§ **Work required**: A copy is needed of each line in the records that has the word "selected".

(Dataset rows for apps and sites)
((

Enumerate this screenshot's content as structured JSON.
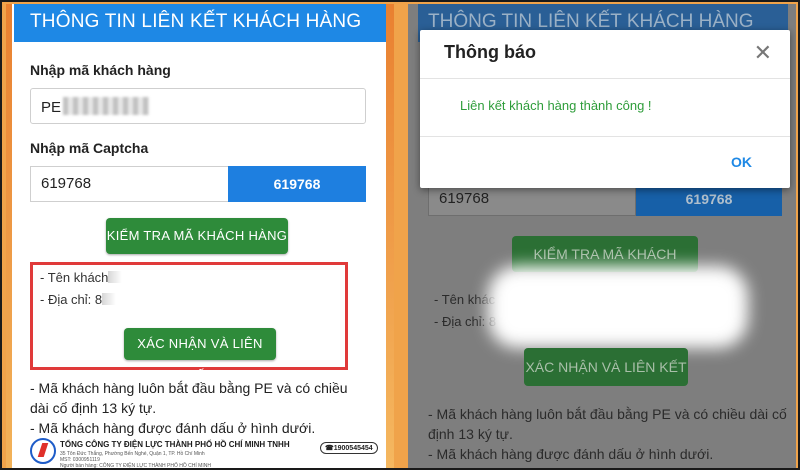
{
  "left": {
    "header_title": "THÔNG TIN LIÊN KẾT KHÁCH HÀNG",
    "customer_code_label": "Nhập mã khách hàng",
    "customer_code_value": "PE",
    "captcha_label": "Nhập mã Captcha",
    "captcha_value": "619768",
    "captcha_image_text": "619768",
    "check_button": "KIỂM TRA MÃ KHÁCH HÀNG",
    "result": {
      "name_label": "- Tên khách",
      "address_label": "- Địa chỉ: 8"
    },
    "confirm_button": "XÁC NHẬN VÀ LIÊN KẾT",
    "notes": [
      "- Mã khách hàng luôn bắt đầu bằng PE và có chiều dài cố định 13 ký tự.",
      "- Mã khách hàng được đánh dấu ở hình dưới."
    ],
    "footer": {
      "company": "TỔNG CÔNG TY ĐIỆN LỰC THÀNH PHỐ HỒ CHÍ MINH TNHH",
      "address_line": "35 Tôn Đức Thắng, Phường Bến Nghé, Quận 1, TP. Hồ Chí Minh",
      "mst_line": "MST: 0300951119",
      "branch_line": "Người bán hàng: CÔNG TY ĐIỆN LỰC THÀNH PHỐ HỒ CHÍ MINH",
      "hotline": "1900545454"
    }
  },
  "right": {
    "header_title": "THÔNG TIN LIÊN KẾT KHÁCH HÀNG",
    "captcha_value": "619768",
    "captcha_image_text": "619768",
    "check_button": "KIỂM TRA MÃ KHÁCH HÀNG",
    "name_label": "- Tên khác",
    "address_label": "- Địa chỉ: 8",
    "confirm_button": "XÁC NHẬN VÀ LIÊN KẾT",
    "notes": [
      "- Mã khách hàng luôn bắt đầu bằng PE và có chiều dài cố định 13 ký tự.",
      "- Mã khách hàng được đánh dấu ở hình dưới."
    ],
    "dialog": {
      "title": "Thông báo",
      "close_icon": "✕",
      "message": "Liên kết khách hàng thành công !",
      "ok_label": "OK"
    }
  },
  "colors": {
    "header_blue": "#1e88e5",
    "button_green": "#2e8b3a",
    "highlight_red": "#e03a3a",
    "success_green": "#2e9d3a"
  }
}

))
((

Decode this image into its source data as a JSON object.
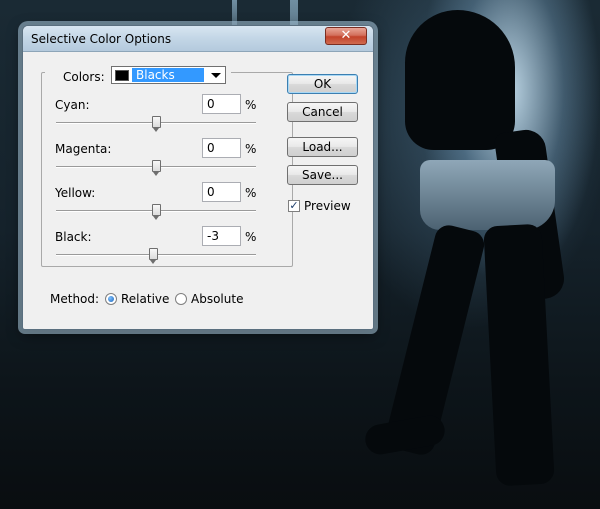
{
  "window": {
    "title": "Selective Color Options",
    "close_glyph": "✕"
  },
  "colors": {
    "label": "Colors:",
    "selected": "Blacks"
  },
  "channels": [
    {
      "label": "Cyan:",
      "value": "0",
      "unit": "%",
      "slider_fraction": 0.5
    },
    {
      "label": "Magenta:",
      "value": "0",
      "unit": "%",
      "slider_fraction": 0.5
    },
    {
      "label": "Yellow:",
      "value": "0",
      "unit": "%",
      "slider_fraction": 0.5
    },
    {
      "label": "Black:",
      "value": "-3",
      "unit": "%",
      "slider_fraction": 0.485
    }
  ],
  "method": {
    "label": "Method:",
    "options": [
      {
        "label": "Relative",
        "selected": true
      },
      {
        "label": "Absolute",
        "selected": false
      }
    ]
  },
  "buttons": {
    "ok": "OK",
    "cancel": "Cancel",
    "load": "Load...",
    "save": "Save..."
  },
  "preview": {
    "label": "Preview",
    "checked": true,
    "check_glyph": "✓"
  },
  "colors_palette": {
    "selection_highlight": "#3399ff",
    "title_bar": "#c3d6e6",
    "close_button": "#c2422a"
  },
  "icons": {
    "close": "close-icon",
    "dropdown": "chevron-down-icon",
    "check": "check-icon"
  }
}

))

§ **Output of the exercise**:
    "selected": "Blacks"
        "selected": true
        "selected": false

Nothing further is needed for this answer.